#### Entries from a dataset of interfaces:
Start of Block

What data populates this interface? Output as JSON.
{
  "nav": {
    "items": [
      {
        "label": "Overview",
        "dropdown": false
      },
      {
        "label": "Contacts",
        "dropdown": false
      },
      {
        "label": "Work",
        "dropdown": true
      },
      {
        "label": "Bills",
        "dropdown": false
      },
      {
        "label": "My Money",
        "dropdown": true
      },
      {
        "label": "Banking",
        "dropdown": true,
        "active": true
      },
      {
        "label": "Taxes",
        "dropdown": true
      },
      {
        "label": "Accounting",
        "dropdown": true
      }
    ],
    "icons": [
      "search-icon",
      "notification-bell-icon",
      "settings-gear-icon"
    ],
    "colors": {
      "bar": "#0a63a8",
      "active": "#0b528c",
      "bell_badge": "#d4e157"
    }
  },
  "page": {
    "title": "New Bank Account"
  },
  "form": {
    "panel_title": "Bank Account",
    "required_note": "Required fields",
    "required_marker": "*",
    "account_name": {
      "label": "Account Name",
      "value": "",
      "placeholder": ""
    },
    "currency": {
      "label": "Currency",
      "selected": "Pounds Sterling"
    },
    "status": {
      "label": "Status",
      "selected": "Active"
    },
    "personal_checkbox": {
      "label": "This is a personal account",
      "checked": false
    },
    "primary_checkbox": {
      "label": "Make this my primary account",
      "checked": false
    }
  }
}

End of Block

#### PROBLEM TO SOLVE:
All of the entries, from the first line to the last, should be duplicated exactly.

#### OUTPUT:
What data populates this interface? Output as JSON.
{
  "nav": {
    "items": [
      {
        "label": "Overview",
        "dropdown": false
      },
      {
        "label": "Contacts",
        "dropdown": false
      },
      {
        "label": "Work",
        "dropdown": true
      },
      {
        "label": "Bills",
        "dropdown": false
      },
      {
        "label": "My Money",
        "dropdown": true
      },
      {
        "label": "Banking",
        "dropdown": true,
        "active": true
      },
      {
        "label": "Taxes",
        "dropdown": true
      },
      {
        "label": "Accounting",
        "dropdown": true
      }
    ],
    "icons": [
      "search-icon",
      "notification-bell-icon",
      "settings-gear-icon"
    ],
    "colors": {
      "bar": "#0a63a8",
      "active": "#0b528c",
      "bell_badge": "#d4e157"
    }
  },
  "page": {
    "title": "New Bank Account"
  },
  "form": {
    "panel_title": "Bank Account",
    "required_note": "Required fields",
    "required_marker": "*",
    "account_name": {
      "label": "Account Name",
      "value": "",
      "placeholder": ""
    },
    "currency": {
      "label": "Currency",
      "selected": "Pounds Sterling"
    },
    "status": {
      "label": "Status",
      "selected": "Active"
    },
    "personal_checkbox": {
      "label": "This is a personal account",
      "checked": false
    },
    "primary_checkbox": {
      "label": "Make this my primary account",
      "checked": false
    }
  }
}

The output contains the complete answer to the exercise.